Brookfield operates a current portfolio of over 1,000 properties in 30 countries on five continents. It is well diversified geographically with roughly 25% in North America, 30% South America, 25% Europe and 20% Asia Pacific. The partnership operates four segments: Utilities, Transport, Energy Services and Data Infrastructure.
- Toll roads in South America
- Telecom towers in France
- Railroads in Australia and North America
- Utilities in Brazil
- Natural gas pipelines in North America
- Ports in Europe, Australia and North America
- Data centers on five continents

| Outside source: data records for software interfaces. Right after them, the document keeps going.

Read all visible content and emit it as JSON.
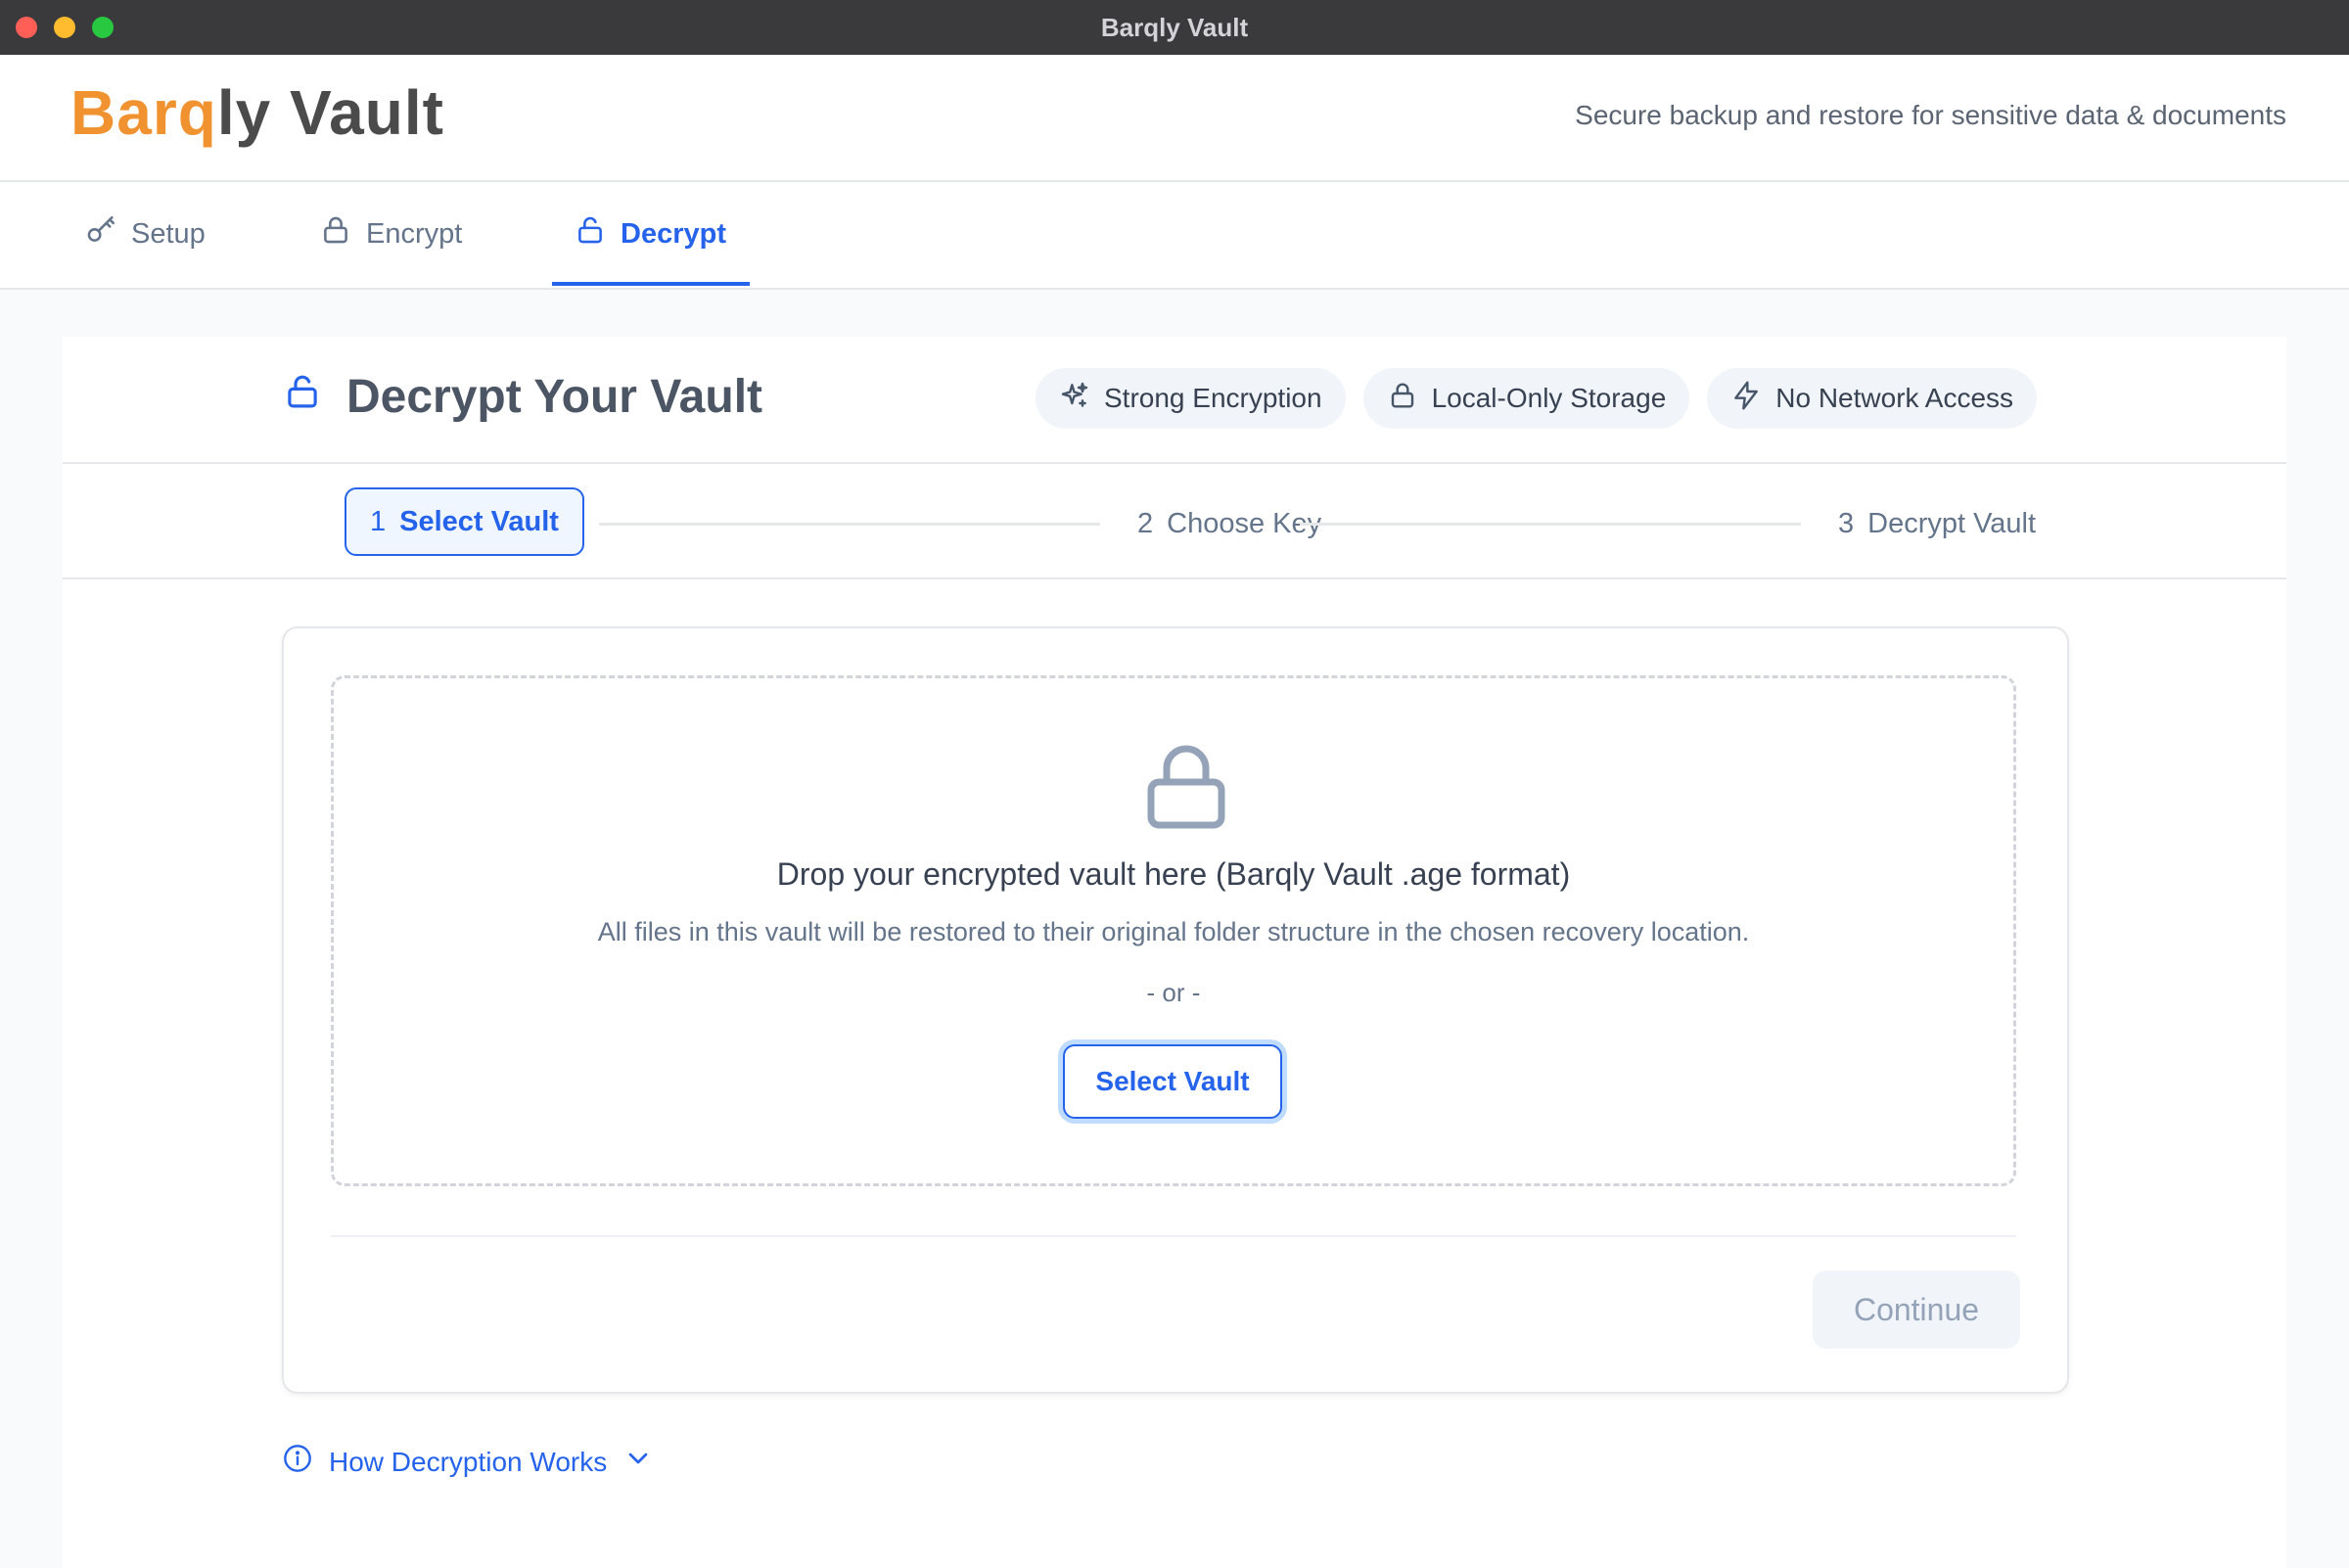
{
  "window": {
    "title": "Barqly Vault"
  },
  "header": {
    "logo_accent": "Barq",
    "logo_rest": "ly Vault",
    "tagline": "Secure backup and restore for sensitive data & documents"
  },
  "tabs": [
    {
      "label": "Setup",
      "icon": "key-icon",
      "active": false
    },
    {
      "label": "Encrypt",
      "icon": "lock-icon",
      "active": false
    },
    {
      "label": "Decrypt",
      "icon": "unlock-icon",
      "active": true
    }
  ],
  "page": {
    "title": "Decrypt Your Vault",
    "badges": [
      {
        "label": "Strong Encryption",
        "icon": "sparkles-icon"
      },
      {
        "label": "Local-Only Storage",
        "icon": "lock-icon"
      },
      {
        "label": "No Network Access",
        "icon": "zap-icon"
      }
    ]
  },
  "steps": [
    {
      "number": "1",
      "label": "Select Vault",
      "active": true
    },
    {
      "number": "2",
      "label": "Choose Key",
      "active": false
    },
    {
      "number": "3",
      "label": "Decrypt Vault",
      "active": false
    }
  ],
  "dropzone": {
    "title": "Drop your encrypted vault here (Barqly Vault .age format)",
    "subtitle": "All files in this vault will be restored to their original folder structure in the chosen recovery location.",
    "or_text": "- or -",
    "button_label": "Select Vault"
  },
  "footer": {
    "continue_label": "Continue",
    "continue_enabled": false
  },
  "help": {
    "label": "How Decryption Works"
  },
  "colors": {
    "accent": "#2563eb",
    "brand_orange": "#f0922f",
    "titlebar": "#3a3a3c"
  }
}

These are some of the most reliable revenue generating assets in the world. But it’s even better than it may seem. In addition to dependable revenue, of which over 90% is regulated or contracted, there’s solid growth.
The beauty of this company is that these assets earn reliable income in any economy, even the pandemic economy that has thrust the world into one of the most severe economic downturns ever. First of all, BIP yields a stellar 4.3%. And secondly, the company is extraordinarily resilient in any economy. In the first half of 2020, Brookfield’s earnings were down just 4% compared to the same period last year. The company also forecasts year-over-year earnings growth for the full year.
It’s the ideal all-weather dividend stock, a great stock to own through the continuing turmoil and uncertainty. But, on the other side of the election and the pandemic, the stock should be even better. It has been able to make great acquisitions on the cheap during the recession that will boost earnings in the quarters and years ahead. And the environment is providing a huge tailwind.
The G-20’s global infrastructure hub estimates that a global investment of $94 trillion will need to be invested in infrastructure improvements over the next several decades. The private sector is an essential part as governments don’t have all those trillions lying around. Limited partnerships, giant sovereign-wealth funds, multilateral and development-finance institutions are raising billions of dollars a year for infrastructure investments. It’s almost becoming a new asset class.
Since its IPO in 2008, BIP has returned more than 600% (with dividends reinvested). That’s about three times the return of the overall market during the same period. And there is good reason to believe the future will be even better than the past.